## [To do]
Scan the entries below for the string "icon" and copy every line where it turns up.
─── Data supplied ───
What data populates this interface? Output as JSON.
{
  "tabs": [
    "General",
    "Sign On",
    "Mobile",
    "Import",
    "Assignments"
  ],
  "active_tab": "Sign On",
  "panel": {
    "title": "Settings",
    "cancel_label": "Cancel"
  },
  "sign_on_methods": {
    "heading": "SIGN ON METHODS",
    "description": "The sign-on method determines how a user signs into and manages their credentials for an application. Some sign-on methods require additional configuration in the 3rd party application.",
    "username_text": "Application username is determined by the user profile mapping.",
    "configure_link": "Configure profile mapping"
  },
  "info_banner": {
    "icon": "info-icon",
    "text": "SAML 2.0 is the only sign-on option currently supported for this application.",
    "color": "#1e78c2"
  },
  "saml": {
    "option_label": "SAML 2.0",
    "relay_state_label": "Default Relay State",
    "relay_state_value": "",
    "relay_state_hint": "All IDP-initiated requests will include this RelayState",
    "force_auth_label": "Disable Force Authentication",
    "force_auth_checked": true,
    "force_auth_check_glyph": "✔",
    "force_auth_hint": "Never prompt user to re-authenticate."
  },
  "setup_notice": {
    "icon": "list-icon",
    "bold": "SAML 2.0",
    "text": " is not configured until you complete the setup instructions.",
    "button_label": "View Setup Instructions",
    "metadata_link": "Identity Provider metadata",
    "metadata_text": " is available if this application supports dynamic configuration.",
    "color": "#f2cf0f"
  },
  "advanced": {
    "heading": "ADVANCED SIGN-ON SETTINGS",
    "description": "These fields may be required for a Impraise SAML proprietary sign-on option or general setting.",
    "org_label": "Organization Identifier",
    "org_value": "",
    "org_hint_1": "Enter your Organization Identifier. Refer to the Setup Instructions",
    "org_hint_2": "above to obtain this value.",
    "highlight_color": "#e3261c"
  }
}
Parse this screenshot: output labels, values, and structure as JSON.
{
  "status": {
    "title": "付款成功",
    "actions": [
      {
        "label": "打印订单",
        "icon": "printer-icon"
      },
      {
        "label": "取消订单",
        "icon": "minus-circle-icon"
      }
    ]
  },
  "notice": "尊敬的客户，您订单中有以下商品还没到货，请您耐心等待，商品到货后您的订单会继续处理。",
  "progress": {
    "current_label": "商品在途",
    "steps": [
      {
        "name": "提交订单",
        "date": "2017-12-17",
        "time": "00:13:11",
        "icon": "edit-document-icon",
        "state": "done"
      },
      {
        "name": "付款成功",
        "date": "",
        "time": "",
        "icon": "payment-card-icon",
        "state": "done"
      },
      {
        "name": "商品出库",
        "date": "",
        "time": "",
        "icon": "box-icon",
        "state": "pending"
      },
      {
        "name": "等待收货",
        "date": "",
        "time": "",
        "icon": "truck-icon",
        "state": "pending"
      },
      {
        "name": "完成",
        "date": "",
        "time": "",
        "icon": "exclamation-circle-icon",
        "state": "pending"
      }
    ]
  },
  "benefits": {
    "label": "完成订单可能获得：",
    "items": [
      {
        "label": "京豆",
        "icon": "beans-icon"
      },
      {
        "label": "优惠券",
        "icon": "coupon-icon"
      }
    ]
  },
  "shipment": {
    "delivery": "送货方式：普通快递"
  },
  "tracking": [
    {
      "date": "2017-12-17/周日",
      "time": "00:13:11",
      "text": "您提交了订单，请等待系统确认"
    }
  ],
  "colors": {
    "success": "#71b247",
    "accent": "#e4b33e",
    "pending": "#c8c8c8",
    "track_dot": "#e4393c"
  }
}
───
## [Response area]
    "icon": "info-icon",
    "icon": "list-icon",
        "icon": "printer-icon"
        "icon": "minus-circle-icon"
        "icon": "edit-document-icon",
        "icon": "payment-card-icon",
        "icon": "box-icon",
        "icon": "truck-icon",
        "icon": "exclamation-circle-icon",
        "icon": "beans-icon"
        "icon": "coupon-icon"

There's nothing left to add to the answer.